According to The New York Times, more than 400 LGBT candidates are running for office this fall. Roughly half of these candidates are running for state offices.

Annise Parker, CEO of the LGBTQ Victory Fund, said that state representation is crucial to defeating anti-LGBT laws. According to the Human Rights Campaign, more than 120 such bills were introduced across 30 states in 2017.

“We have seen a clear correlation between the presence of our legislators and passage of that legislation,” Parker told the Times.

The rainbow wave of candidates comes after the Trump administration has made several attempts to roll back protections for the community, including an attempt to ban transgender people from serving openly in the military and the Department of Justice's recent decision to create a task force on so-called religious freedom, which is widely seen as an attempt to discriminate against LGBT people.

(Related: Jeff Sessions announces “religious freedom” task force.)

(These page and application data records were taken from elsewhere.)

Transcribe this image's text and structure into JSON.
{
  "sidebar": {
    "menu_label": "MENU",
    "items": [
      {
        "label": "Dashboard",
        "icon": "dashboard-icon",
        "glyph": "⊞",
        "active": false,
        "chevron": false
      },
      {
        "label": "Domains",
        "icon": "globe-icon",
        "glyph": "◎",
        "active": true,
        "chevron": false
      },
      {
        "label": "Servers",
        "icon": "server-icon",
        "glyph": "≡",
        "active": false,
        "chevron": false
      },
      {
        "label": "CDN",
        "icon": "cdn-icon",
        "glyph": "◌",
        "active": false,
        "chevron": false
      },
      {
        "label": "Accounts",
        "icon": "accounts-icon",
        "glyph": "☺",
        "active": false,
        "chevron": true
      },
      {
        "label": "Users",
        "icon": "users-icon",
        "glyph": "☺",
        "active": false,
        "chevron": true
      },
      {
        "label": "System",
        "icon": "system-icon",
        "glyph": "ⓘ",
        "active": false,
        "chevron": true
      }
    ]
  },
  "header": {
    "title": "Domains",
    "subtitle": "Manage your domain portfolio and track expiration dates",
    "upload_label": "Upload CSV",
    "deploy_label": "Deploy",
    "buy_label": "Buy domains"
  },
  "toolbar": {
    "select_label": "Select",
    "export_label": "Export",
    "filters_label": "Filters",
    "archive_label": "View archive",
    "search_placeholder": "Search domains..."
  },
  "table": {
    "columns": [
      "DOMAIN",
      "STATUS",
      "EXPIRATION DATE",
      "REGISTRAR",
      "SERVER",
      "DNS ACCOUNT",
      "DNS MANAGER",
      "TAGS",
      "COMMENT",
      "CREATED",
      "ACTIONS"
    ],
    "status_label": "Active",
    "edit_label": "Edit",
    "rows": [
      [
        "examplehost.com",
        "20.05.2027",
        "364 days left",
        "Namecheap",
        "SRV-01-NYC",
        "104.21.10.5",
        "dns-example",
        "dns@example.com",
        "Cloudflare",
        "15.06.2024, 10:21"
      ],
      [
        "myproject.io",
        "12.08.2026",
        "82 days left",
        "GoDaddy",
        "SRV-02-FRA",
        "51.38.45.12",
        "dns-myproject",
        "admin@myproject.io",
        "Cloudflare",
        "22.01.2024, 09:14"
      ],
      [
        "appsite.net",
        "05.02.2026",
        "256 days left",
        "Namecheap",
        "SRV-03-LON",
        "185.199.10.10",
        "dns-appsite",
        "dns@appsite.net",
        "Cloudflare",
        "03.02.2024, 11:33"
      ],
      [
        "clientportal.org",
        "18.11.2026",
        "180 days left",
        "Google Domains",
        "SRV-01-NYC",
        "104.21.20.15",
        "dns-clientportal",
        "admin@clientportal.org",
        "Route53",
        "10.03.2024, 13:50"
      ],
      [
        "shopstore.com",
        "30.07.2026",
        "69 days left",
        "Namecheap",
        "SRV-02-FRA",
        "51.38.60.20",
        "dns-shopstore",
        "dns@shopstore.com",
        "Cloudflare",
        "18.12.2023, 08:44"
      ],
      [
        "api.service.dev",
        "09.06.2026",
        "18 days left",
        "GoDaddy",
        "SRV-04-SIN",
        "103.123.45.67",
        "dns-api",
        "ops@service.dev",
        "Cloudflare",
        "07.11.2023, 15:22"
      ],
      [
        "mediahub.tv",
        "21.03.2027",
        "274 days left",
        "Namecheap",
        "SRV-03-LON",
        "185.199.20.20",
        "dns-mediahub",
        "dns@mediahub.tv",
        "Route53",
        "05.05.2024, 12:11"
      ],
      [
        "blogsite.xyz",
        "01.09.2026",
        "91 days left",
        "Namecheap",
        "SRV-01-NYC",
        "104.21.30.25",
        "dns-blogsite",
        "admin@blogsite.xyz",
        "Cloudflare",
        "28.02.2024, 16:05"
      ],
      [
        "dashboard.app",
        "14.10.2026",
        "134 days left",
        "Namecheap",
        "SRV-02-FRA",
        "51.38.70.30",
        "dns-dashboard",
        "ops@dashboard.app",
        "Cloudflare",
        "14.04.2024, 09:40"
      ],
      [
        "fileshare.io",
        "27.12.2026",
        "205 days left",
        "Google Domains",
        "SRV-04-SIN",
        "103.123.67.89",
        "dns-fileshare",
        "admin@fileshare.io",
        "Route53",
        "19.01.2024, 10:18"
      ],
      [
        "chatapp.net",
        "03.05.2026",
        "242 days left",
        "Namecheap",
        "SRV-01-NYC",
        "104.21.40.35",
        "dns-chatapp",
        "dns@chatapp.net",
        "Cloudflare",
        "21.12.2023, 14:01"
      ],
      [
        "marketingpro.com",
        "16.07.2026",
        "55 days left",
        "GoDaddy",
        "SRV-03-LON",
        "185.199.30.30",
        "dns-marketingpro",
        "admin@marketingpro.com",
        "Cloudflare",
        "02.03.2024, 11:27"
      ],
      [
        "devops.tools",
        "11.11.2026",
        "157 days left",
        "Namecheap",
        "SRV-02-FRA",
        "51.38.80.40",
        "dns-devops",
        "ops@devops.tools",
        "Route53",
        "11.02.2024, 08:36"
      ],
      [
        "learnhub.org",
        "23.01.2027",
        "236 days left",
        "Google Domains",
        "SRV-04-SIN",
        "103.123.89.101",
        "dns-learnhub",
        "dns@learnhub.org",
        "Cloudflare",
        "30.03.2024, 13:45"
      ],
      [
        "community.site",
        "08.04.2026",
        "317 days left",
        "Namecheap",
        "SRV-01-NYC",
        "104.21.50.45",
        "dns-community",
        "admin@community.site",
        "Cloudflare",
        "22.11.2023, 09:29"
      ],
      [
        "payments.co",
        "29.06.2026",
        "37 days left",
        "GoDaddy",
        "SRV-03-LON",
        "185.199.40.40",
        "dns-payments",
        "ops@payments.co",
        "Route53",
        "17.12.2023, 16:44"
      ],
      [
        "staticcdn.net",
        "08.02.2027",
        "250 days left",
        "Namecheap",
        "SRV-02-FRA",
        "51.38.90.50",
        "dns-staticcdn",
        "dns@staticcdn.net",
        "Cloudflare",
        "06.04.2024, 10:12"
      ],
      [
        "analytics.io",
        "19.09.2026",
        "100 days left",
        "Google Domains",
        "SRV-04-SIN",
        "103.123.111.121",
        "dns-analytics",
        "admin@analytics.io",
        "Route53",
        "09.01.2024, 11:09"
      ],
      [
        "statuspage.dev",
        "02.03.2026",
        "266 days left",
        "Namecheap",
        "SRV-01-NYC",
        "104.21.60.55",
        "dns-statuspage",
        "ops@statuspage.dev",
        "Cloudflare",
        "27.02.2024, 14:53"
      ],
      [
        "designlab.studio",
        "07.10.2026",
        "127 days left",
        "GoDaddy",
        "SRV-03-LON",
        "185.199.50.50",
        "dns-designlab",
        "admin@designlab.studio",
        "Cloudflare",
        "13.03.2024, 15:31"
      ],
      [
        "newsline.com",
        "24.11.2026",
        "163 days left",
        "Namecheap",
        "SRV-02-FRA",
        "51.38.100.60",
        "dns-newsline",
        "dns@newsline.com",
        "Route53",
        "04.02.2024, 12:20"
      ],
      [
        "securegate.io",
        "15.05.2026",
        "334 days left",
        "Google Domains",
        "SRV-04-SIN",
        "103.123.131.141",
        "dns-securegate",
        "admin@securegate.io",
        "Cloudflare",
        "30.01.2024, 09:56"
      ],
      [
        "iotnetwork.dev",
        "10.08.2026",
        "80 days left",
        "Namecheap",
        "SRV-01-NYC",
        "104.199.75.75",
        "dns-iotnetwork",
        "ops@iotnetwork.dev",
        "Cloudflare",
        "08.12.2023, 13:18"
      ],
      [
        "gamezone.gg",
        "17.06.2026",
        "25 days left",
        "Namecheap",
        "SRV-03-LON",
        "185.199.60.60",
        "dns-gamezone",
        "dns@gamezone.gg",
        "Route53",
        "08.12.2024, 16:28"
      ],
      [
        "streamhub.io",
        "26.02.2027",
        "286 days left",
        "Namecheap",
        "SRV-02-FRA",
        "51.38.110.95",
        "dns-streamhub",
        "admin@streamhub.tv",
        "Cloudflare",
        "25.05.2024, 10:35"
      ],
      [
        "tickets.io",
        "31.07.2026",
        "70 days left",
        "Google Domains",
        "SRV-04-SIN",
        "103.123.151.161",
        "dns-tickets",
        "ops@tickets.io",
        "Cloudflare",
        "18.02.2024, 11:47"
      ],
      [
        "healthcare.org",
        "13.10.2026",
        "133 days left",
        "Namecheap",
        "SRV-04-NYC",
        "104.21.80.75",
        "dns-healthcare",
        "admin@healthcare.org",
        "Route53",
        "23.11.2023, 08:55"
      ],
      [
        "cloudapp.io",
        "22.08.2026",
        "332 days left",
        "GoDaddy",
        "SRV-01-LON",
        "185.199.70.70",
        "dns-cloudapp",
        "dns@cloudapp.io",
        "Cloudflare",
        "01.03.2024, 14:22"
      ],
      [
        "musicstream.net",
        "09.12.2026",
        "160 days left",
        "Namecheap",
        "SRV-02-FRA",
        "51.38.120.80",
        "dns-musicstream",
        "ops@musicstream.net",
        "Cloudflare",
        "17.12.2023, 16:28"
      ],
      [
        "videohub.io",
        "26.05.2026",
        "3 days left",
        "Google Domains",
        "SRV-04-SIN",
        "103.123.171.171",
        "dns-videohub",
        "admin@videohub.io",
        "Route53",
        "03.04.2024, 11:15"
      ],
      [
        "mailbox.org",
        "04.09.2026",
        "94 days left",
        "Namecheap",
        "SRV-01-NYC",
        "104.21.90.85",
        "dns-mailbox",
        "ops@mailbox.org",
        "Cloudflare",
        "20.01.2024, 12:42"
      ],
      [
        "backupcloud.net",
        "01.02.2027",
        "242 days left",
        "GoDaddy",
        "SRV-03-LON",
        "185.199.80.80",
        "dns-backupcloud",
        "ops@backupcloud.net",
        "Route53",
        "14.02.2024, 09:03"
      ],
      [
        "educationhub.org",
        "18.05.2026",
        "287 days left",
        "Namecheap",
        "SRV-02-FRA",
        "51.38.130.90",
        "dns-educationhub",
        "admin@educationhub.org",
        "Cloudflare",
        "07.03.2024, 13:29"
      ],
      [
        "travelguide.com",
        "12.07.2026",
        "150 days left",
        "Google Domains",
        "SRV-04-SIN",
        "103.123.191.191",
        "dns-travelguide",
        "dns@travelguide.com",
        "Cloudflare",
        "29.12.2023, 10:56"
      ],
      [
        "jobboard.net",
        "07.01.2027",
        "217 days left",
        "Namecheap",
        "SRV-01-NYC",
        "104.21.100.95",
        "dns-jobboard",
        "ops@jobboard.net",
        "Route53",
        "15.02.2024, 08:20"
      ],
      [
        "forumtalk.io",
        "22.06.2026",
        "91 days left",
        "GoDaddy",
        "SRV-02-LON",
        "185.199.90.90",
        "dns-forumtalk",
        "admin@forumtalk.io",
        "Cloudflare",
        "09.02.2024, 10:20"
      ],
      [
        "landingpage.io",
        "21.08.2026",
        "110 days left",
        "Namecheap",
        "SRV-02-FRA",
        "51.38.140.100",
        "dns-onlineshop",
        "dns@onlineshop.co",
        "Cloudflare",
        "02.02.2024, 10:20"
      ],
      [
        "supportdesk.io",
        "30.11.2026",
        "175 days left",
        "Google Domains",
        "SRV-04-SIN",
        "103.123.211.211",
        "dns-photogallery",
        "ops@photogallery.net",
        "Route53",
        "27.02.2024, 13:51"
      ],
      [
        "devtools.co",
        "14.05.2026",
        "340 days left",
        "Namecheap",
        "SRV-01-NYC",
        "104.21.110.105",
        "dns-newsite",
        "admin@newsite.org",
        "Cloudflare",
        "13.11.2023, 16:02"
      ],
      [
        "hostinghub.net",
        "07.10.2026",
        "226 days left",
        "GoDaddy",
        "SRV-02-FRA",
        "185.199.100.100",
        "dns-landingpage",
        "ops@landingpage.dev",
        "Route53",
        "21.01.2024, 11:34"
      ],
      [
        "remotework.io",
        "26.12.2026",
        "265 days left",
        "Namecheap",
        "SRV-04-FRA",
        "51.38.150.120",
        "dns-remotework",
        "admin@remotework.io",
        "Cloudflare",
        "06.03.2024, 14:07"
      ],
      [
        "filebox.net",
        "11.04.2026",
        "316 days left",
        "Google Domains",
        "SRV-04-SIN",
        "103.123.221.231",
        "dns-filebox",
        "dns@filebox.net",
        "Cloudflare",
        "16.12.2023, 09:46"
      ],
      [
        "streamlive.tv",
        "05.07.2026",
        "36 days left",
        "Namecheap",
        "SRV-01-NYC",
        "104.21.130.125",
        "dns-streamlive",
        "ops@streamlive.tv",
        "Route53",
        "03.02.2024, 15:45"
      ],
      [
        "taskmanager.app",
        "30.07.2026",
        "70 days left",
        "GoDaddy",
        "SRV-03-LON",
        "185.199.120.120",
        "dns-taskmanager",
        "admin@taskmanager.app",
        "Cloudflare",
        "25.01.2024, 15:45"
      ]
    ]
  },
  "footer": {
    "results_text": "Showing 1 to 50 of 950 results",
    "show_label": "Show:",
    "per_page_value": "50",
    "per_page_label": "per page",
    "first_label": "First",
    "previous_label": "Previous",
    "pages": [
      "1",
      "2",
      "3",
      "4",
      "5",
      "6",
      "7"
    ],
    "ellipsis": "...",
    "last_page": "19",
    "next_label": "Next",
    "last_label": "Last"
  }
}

High-profile candidates include Senator Tammy Baldwin of Wisconsin, who is seeking re-election; Colorado Representative Jared Polis, who is running for governor of Colorado; and Representative Kyrsten Sinema of Arizona, who is seeking the Democratic nomination for the Senate.

The Times profiled several state candidates, including Sharice Davis, a lesbian and a Native American who will be on Tuesday's primary ballot.

“I am sure there are going to be older people who are concerned about my being out or being a woman or being a pro-choice candidate or something,” said Davis, a House candidate from Kansas. “But I wouldn't be running if I thought that number was so high that it was unrealistic to be elected.”

“Having LGBT people sitting in the room while decisions are being made, and sitting there as peers, will shift the conversation,” she added. “I think it's important that the lived experiences and the point of view of LGBT folks be included in conversations that affect all of us.”

Most of the candidates are Democrats. Peter Boykin, the founder of Gays for Trump, is running for North Carolina's Legislature as a Republican.

“The LGBTQ community have been brainwashed that the Democratic Party is for their best interests, and it's not the case,” Boykin, 40, said, noting that former President Barack Obama and Hillary Clinton initially opposed marriage equality. He added that it's better to work from inside the party to increase acceptance.

There are about 500 openly LGBT elected officials in the United States, or 0.1 percent of elected officials.